Best Practices in Breast Cancer – October 2018 Vol 9
In addition to the obligatory orange and black decorations of October, it’s also the time of year to don your pink in honor of Breast Cancer Awareness Month! The progress we have made as a nation in elevating the importance of regular breast cancer screenings, funding research, and supporting breast cancer survivors has had a direct impact on our ability to increase and improve survivorship.
In 2010, FORCE: Facing Our Risk of Cancer Empowered successfully spearheaded passage of a congressional resolution declaring the first-ever National Hereditary Breast and Ovarian Cancer Week. This also included National Previvor Day, an important step in giving an identity to individuals who have a strong family history and/or a gene mutation that places them at high risk for cancer but who do not have a cancer diagnosis. Previvors have unique needs and concerns that are separate from the general population as well as from individuals already diagnosed with cancer, and should be encouraged to connect with one another.
Cancer Screening and Genetic Services May Help Women Make Critical Decisions Based on Their Lifetime Risk for Breast Cancer
It was sometime last year when I was contacted by a woman who had just been diagnosed with breast cancer. Her name was Barb. She lived in a small mountain town in Pennsylvania. She contacted me on the recommendation and encouragement of her daughter, who had done some research on the breast navigator role at the University of Pennsylvania (UPENN). That happens to be my role at the Abramson Cancer Center at UPENN. Barb and her daughter knew they wanted to come to the city after this diagnosis. That initial phone call and contact took great courage. As Barb has shared with me, she was scared. We know it is human instinct to fear for your survival.

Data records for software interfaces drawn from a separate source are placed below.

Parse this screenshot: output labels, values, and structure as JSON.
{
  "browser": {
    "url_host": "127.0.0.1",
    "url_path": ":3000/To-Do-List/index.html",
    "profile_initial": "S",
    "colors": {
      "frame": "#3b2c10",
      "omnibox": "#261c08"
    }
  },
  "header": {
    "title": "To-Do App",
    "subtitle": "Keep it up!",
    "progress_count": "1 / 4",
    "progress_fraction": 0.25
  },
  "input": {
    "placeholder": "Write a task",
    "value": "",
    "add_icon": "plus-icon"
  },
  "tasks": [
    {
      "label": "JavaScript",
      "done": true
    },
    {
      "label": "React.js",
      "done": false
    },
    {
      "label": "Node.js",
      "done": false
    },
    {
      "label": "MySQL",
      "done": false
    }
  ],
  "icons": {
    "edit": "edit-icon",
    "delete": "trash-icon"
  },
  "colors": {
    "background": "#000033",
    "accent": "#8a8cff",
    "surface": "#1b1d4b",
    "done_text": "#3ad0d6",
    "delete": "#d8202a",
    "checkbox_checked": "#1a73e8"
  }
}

Palliative care has a serious identity problem. Seventy percent of Americans describe themselves as “not at all knowledgeable” about palliative care, and most healthcare professionals believe it is synonymous with end-of-life care.1 This perception is not far from current medical practice, because specialty palliative care—administered by clinicians with expertise in palliative medicine—is predominantly offered through hospice care or inpatient consultation only after life-prolonging treatment has failed. This means that the majority of patients who could benefit from palliative care are not receiving it until they are very close to death. To ensure that patients with metastatic breast cancer receive the best cancer care throughout their disease trajectory, palliative care should be initiated alongside standard oncology care, and it should be implemented early.
One of the most important studies presented at ASCO 2018 showed that endocrine therapy alone was noninferior to endocrine therapy plus chemotherapy in women with estrogen receptor–positive, HER2-negative, node-negative early-stage breast cancer and an intermediate risk score (score, 11-25) on the Oncotype DX gene expression assay for breast cancer.
Less Is More: 6 Months of Trastuzumab Treatment Equivalent to 12 Months in HER2-Positive Breast Cancer
The current standard of care for women with early, HER2-positive breast cancer is 12 months of trastuzumab. Analysis of the phase 3 randomized clinical trial PERSEPHONE showed that 6 months of treatment with trastuzumab was noninferior to 12 months in terms of disease-free survival. Furthermore, the shorter course of trastuzumab was associated with a 50% reduction in cardiotoxicity leading to cessation of therapy.
Results 1 - 7 of 7